As mentioned above, the first thing you should do after your dog throws up hard white chunks is to monitor them and make sure they don’t have any of the symptoms previously mentioned.
If your furry friend is throwing up more than once on a regular basis, then you should immediately make an appointment with your veterinarian or (in some cases) consider visiting an ER vet if one is located near you.
If you’re worried but don’t want to make the trip to your vet just yet, you can always call a nearby veterinarian’s office. Most will help to provide guidance to ensure your dog isn’t suffering from a life-threatening condition.
In the meantime, here are a few things that you can do to help at home:
- Give your dog Pepcid AC (famotidine). Providing Pepcid AC at a dosage of 10mgs around every 8 hours will help to soothe the digestive tract, reduce inflammation, and minimize stomach acid production.
- Fast your pup for the next 6-8 hours. This means no food should be given so that the gastrointestinal tract can rest, though small amounts of water or ice chips should still be provided in order to prevent dehydration.

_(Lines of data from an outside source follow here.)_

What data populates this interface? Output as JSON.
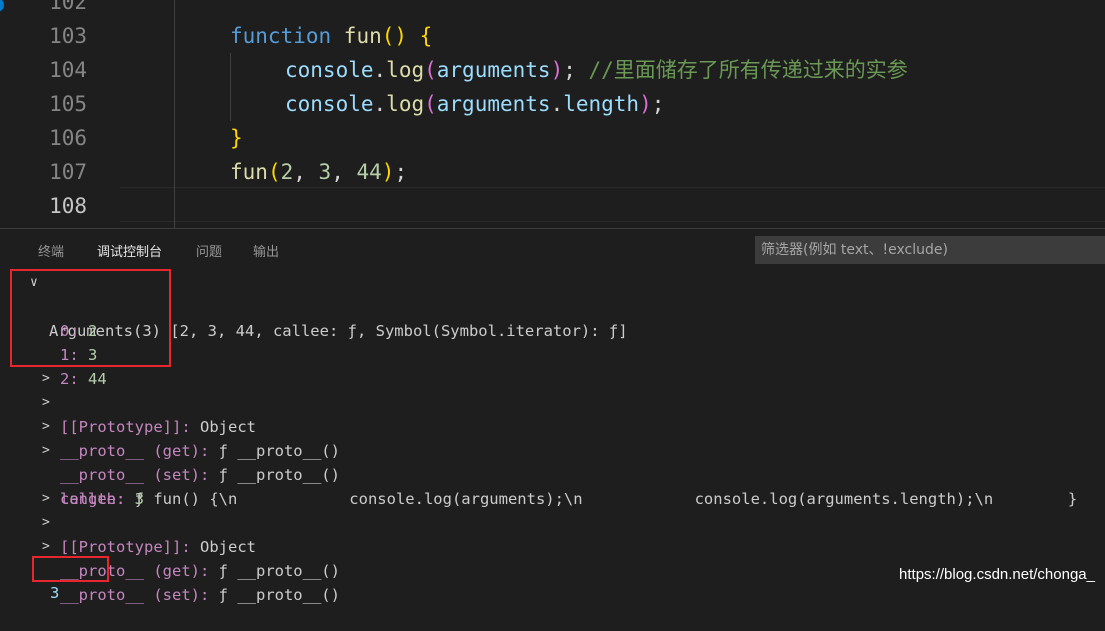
{
  "editor": {
    "lines": [
      {
        "number": "102"
      },
      {
        "number": "103",
        "tokens": [
          [
            "kw",
            "function "
          ],
          [
            "fn",
            "fun"
          ],
          [
            "br1",
            "() {"
          ]
        ]
      },
      {
        "number": "104",
        "tokens": [
          [
            "var",
            "console"
          ],
          [
            "pn",
            "."
          ],
          [
            "fn",
            "log"
          ],
          [
            "br2",
            "("
          ],
          [
            "var",
            "arguments"
          ],
          [
            "br2",
            ")"
          ],
          [
            "pn",
            "; "
          ],
          [
            "cmt",
            "//里面储存了所有传递过来的实参"
          ]
        ]
      },
      {
        "number": "105",
        "tokens": [
          [
            "var",
            "console"
          ],
          [
            "pn",
            "."
          ],
          [
            "fn",
            "log"
          ],
          [
            "br2",
            "("
          ],
          [
            "var",
            "arguments"
          ],
          [
            "pn",
            "."
          ],
          [
            "var",
            "length"
          ],
          [
            "br2",
            ")"
          ],
          [
            "pn",
            ";"
          ]
        ]
      },
      {
        "number": "106",
        "tokens": [
          [
            "br1",
            "}"
          ]
        ]
      },
      {
        "number": "107",
        "tokens": [
          [
            "fn",
            "fun"
          ],
          [
            "br1",
            "("
          ],
          [
            "num",
            "2"
          ],
          [
            "pn",
            ", "
          ],
          [
            "num",
            "3"
          ],
          [
            "pn",
            ", "
          ],
          [
            "num",
            "44"
          ],
          [
            "br1",
            ")"
          ],
          [
            "pn",
            ";"
          ]
        ]
      },
      {
        "number": "108"
      }
    ]
  },
  "panel": {
    "tabs": [
      "终端",
      "调试控制台",
      "问题",
      "输出"
    ],
    "active_tab": "调试控制台",
    "filter_placeholder": "筛选器(例如 text、!exclude)"
  },
  "console": {
    "arguments_header": "Arguments(3)",
    "arguments_preview": "[2, 3, 44, callee: ƒ, Symbol(Symbol.iterator): ƒ]",
    "entries": [
      {
        "key": "0",
        "value": "2"
      },
      {
        "key": "1",
        "value": "3"
      },
      {
        "key": "2",
        "value": "44"
      }
    ],
    "prototype_label": "[[Prototype]]",
    "prototype_value": "Object",
    "proto_get_label": "__proto__ (get)",
    "proto_set_label": "__proto__ (set)",
    "proto_fn_value": "ƒ __proto__()",
    "callee_label": "callee",
    "callee_value": "ƒ fun() {\\n            console.log(arguments);\\n            console.log(arguments.length);\\n        }",
    "length_label": "length",
    "length_value": "3",
    "proto2_label": "[[Prototype]]",
    "proto2_value": "Object",
    "proto2_get_label": "__proto__ (get)",
    "proto2_set_label": "__proto__ (set)",
    "proto2_fn_value": "ƒ __proto__()",
    "output_value": "3"
  },
  "watermark": "https://blog.csdn.net/chonga_",
  "colors": {
    "highlight_box": "#e8262d",
    "accent": "#007acc"
  }
}
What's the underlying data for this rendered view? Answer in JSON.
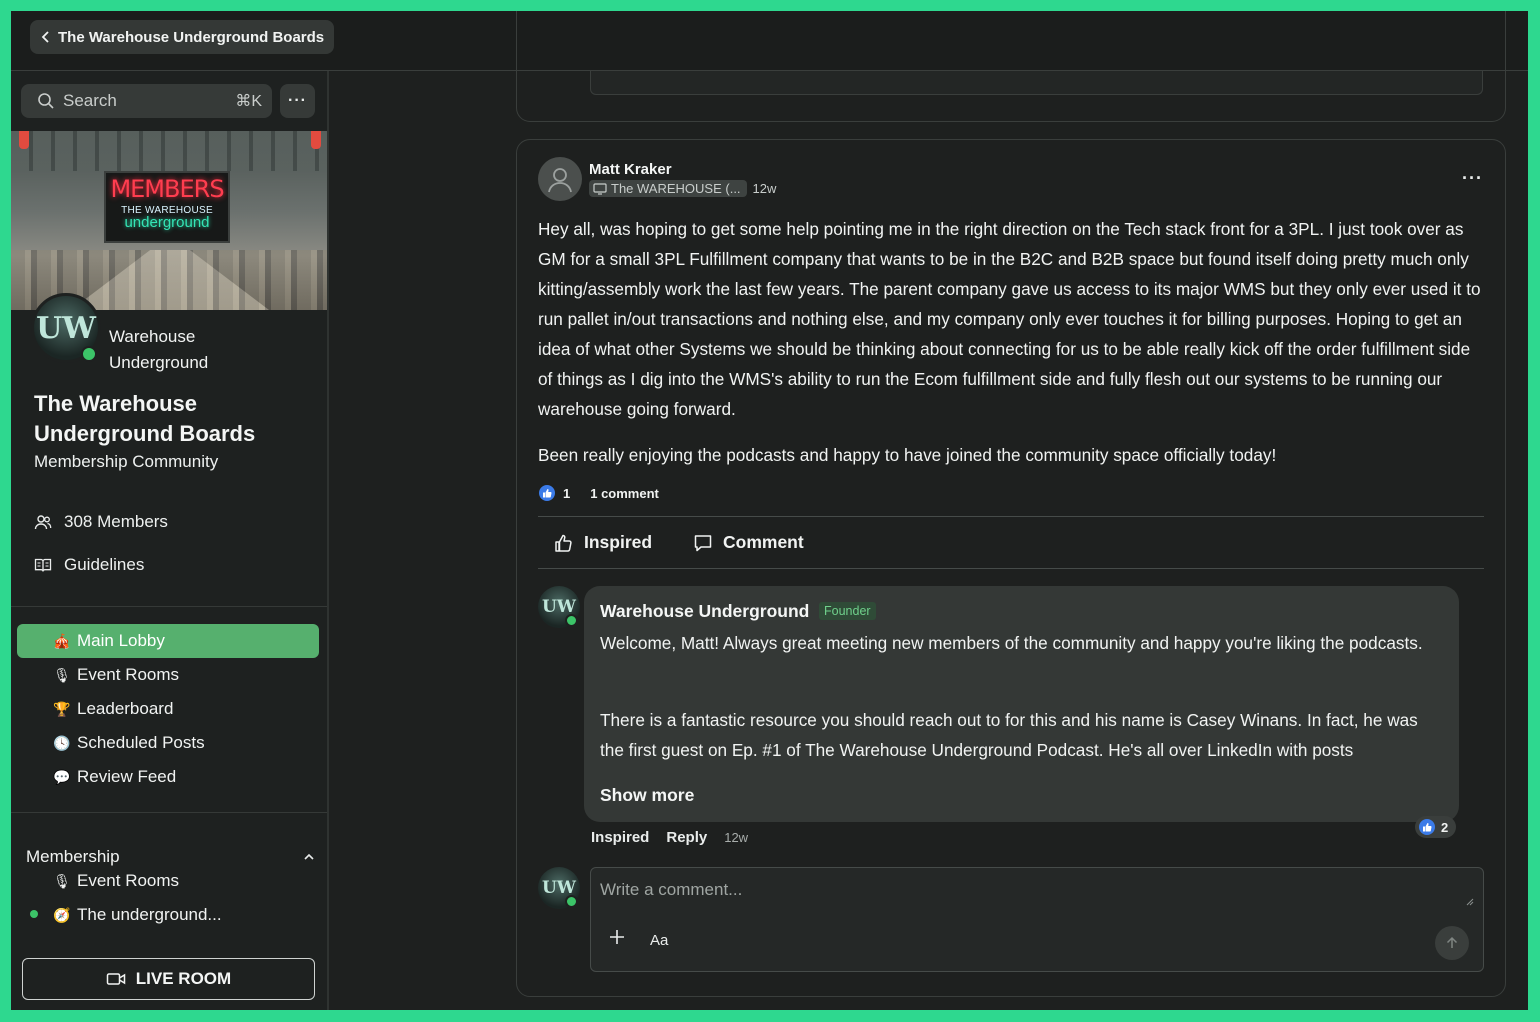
{
  "header": {
    "back_label": "The Warehouse Underground Boards"
  },
  "sidebar": {
    "search_placeholder": "Search",
    "search_shortcut": "⌘K",
    "more_label": "···",
    "banner": {
      "sign_top": "MEMBERS",
      "sign_mid": "THE WAREHOUSE",
      "sign_bottom": "underground"
    },
    "community_avatar_text": "UW",
    "community_name_line1": "Warehouse",
    "community_name_line2": "Underground",
    "board_title_line1": "The Warehouse",
    "board_title_line2": "Underground Boards",
    "board_subtitle": "Membership Community",
    "members_label": "308 Members",
    "guidelines_label": "Guidelines",
    "nav": [
      {
        "emoji": "🎪",
        "label": "Main Lobby"
      },
      {
        "emoji": "🎙",
        "label": "Event Rooms"
      },
      {
        "emoji": "🏆",
        "label": "Leaderboard"
      },
      {
        "emoji": "🕓",
        "label": "Scheduled Posts"
      },
      {
        "emoji": "💬",
        "label": "Review Feed"
      }
    ],
    "membership_section": "Membership",
    "membership_items": [
      {
        "emoji": "🎙",
        "label": "Event Rooms"
      },
      {
        "emoji": "🧭",
        "label": "The underground..."
      }
    ],
    "live_room_label": "LIVE ROOM"
  },
  "post": {
    "author": "Matt Kraker",
    "space_chip": "The WAREHOUSE (...",
    "time": "12w",
    "more": "···",
    "paragraph1": "Hey all, was hoping to get some help pointing me in the right direction on the Tech stack front for a 3PL. I just took over as GM for a small 3PL Fulfillment company that wants to be in the B2C and B2B space but found itself doing pretty much only kitting/assembly work the last few years. The parent company gave us access to its major WMS but they only ever used it to run pallet in/out transactions and nothing else, and my company only ever touches it for billing purposes. Hoping to get an idea of what other Systems we should be thinking about connecting for us to be able really kick off the order fulfillment side of things as I dig into the WMS's ability to run the Ecom fulfillment side and fully flesh out our systems to be running our warehouse going forward.",
    "paragraph2": "Been really enjoying the podcasts and happy to have joined the community space officially today!",
    "like_count": "1",
    "comment_count": "1 comment",
    "inspired_label": "Inspired",
    "comment_label": "Comment"
  },
  "comment": {
    "author": "Warehouse Underground",
    "badge": "Founder",
    "p1": "Welcome, Matt! Always great meeting new members of the community and happy you're liking the podcasts.",
    "p2": "There is a fantastic resource you should reach out to for this and his name is Casey Winans. In fact, he was the first guest on Ep. #1 of The Warehouse Underground Podcast. He's all over LinkedIn with posts",
    "show_more": "Show more",
    "inspired": "Inspired",
    "reply": "Reply",
    "time": "12w",
    "like_count": "2"
  },
  "composer": {
    "placeholder": "Write a comment...",
    "format_label": "Aa"
  },
  "colors": {
    "accent": "#56b06e",
    "frame": "#2ed88f",
    "like": "#3b7be8",
    "online": "#3cc468"
  }
}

- If your dog has no problem taking water, start giving it small amounts of bland foods after 6-8 hours have passed. A bland diet of boiled chicken and rice (1:1 ratio) can be fed in small quantities 4-6 times a day over the next few days.
- Canned pumpkin and bone broth are also excellent options for soothing a pooch’s sore stomach during recovery and flare-ups.
As you can see, even if your dog threw up hard white chunks it’s important not to panic as the symptoms could be the result of many factors that are non-life threatening.
Some of these factors can include:
- Ingestion of foreign materials
- Consumption of unsuitable dog or human foods
- Excessive stomach acid buildup
- Not eating enough.
At home, you can help your dog feel better by withholding food for 6-8 hours, giving it Pepcid AC to soothe its stomach, and eventually starting it on a bland diet in small quantities as it recovers.
In any case, it’s important to monitor your dog to ensure they aren’t experiencing any accompanying signs (such as diarrhea, lethargy, or a loss of appetite). If they are, you should visit your closest veterinarian as soon as possible.
Keep in mind that if your dog is throwing up profusely, this could be the sign of an emergency.
In these cases, you should definitely try to take him or her to an ER vet. Most of these facilities are open 24 hours, so it’s imperative that you do so as quickly as possible!